The Better Rhetor

Wednesday, April 16, 2003
"What You Need to Know"
(And Why You’d Better Know It)

So now we see that President Bush has warned Syria that it needs to go along with U.S plans for the region. His exact words were "Syria just needs to cooperate with us."

This is a variation of a familiar Bush refrain: What people "just need to do," or "what they need to know," or "what you need to understand." You hear this often with Bush, almost as a recurring theme, as in these comments made last year in reponse to a question about whether the U.S. was prepared to use military means beyond Afghanistan:

What people need to know is… we are going to do our job in Afghanistan first. Then we can find other areas… of opportunity to rout out terrorism.

That's the answer to your question, and that's what you got to know.

Or this, when asked during the presidential campaign about his past drug use:

"The game of trying to force me to prove a negative and to chase down unsubstantiated, ugly rumors has got to end," Bush replied, adding: "What people need to know about meis that when I swear in, I will swear in to not only uphold the laws of the land, I will swear to uphold the dignity in the office, of the office to which I had been elected, so help me God.

Or this, when talking about his plans to restructure social security:

I can say definitively every Social Security recipient is going to get their check.And that's what the American people need to understand.

Liberals have had a lot of fun mocking President Bush’s frequent verbal gaffes. And they are funny, a lot of them, with what pies being higher, and our nation held hostile, and the human being and the fish coexisting peacefully, and all the rest of that strange lingo that defines the verbal landscape of George Bush. Listen to him long enough, and Bush can make Reagan sound like Cicero.

And maybe Bush's repeated use of "what you need to know" could be seen as just a verbal tic, a way of filling out and amplifying a statement. (Next time Dick Cheney comes out of his undisclosed location to give an interview, count how many times he uses the phrase "if you will" when answering a question.)

But I think there’s more to it than that. Like Mark Crispin Miller, I think these performances reveal more than a comical disregard for the language or a second-rate intelligence. I think they reveal something innate about George Bush, something intrinsic to his personality and view of the world.

In the Bush lingo, "What you need to know" functions a way to cut off questions, end discussion, and discourage thought. It is a profoundly authoritarian phrase, one that speaks to Bush’s patrician background and privileged upbringing. He knows what we need to know, and he will make no bones about telling us. More, the use of this phrase is deeply anti-democratic, a command that the people follow and not question.
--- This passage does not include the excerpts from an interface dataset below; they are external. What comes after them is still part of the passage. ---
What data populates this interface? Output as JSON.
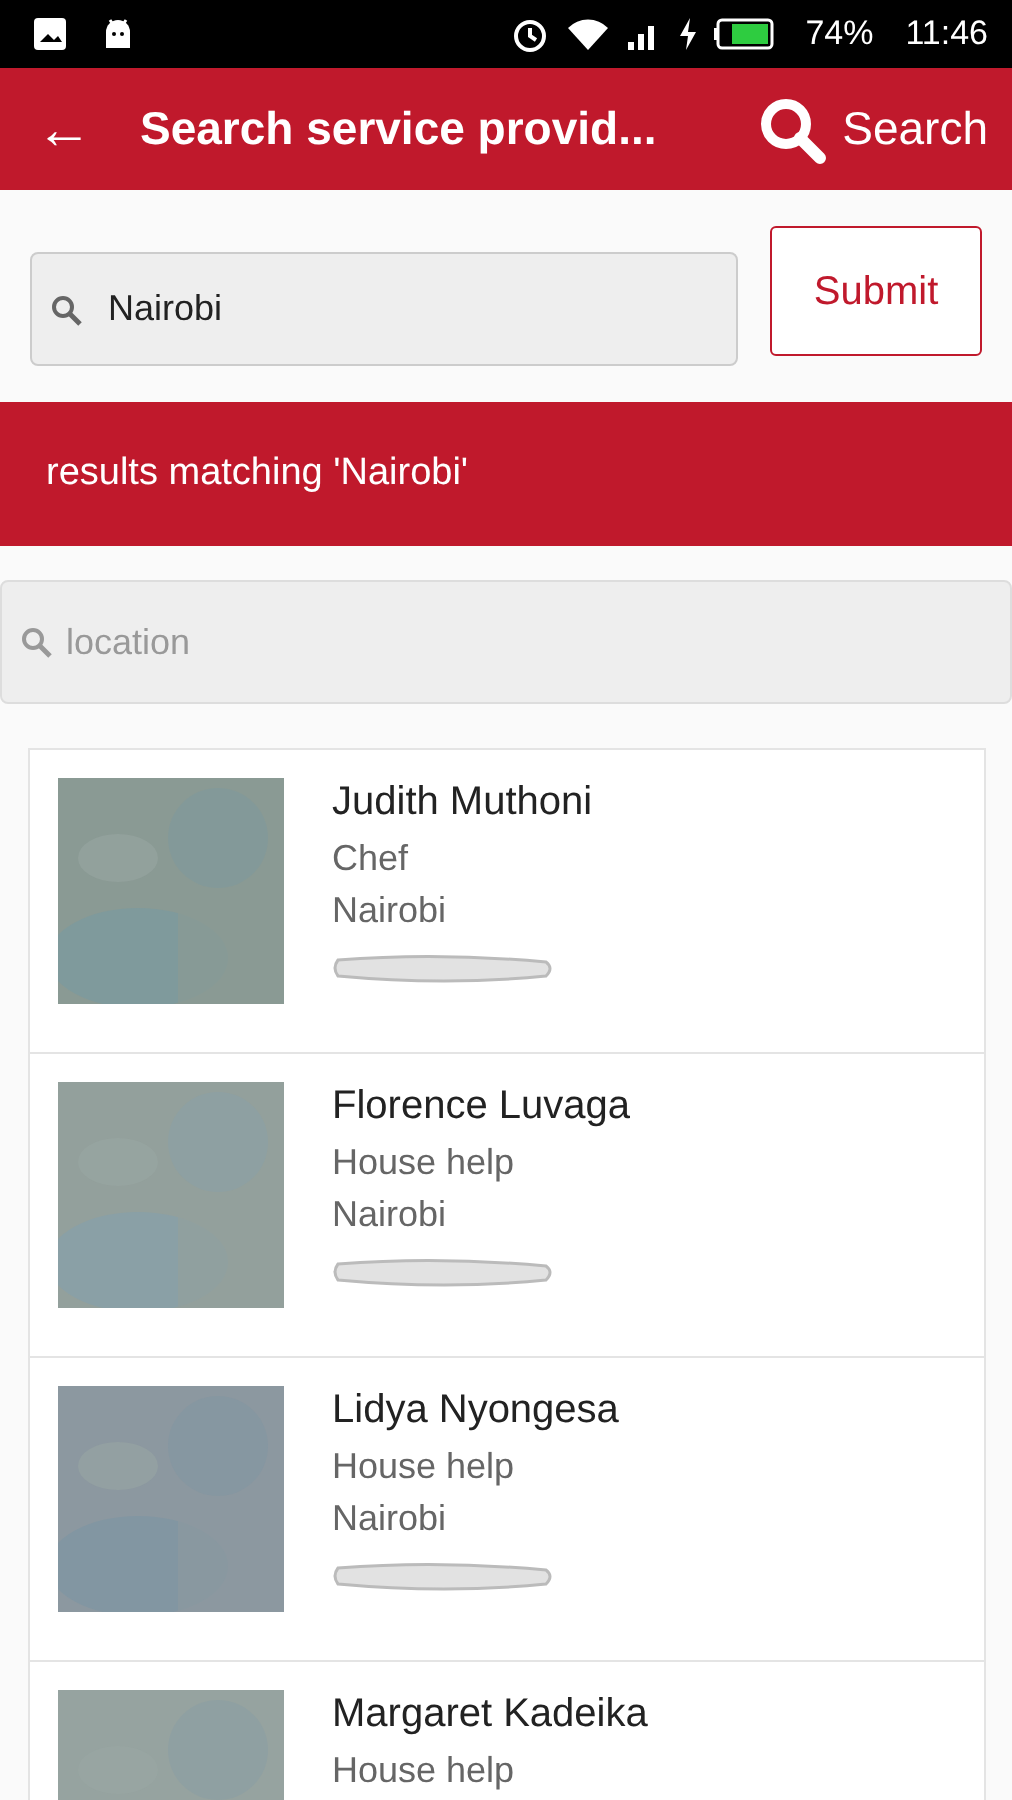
{
  "status_bar": {
    "battery": "74%",
    "time": "11:46"
  },
  "app_bar": {
    "back": "←",
    "title": "Search service provid...",
    "search_label": "Search"
  },
  "search": {
    "value": "Nairobi",
    "button": "Submit"
  },
  "banner": "results matching 'Nairobi'",
  "location_filter": {
    "placeholder": "location"
  },
  "providers": [
    {
      "name": "Judith Muthoni",
      "profession": "Chef",
      "location": "Nairobi"
    },
    {
      "name": "Florence Luvaga",
      "profession": "House help",
      "location": "Nairobi"
    },
    {
      "name": "Lidya Nyongesa",
      "profession": "House help",
      "location": "Nairobi"
    },
    {
      "name": "Margaret Kadeika",
      "profession": "House help"
    }
  ]
}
It is the speaker’s way of letting you know who’s in charge, who has power, who has the right to speak. It absolves listeners of responsibility and encourages them to place all troublesome thoughts in the hands of the Dear Leader, the Grand Inquisitor, the God-king, or whatever title the dictator-of-the-day has bestowed upon himself. (And It’s almost always a "He," isn’t it?)

Bush is no dictator, not legally, but he is an authoritarian, one who seems to resent intensely the questions or criticisms of others, no matter how mild. From the start, his presidency has been spectacularly anti-democratic, whether in its quest to expand executive powers, its obsessive pursuit of secrecy, its contempt for the U.N., its incessant propagandizing, or, at the most basic level, its theft of the democratic process in Florida. "What you need to know" captures the authoritarian nature of the Bush regime, letting all of us know that we are no longer required to question, to think, to act. Bush will do these for us. That's what we need to know.

For some, this can be a tremendous relief, a lifting of burdens. You don't need to trouble your head: Bush will do your thinking for you. That's what you need to understand. Such thoughts, for some, may be comforting. It may be easier at last to love Big Brother.

For the rest of us, though, what Bush says we need to know and what we really need to know are very different things. What will we do about it?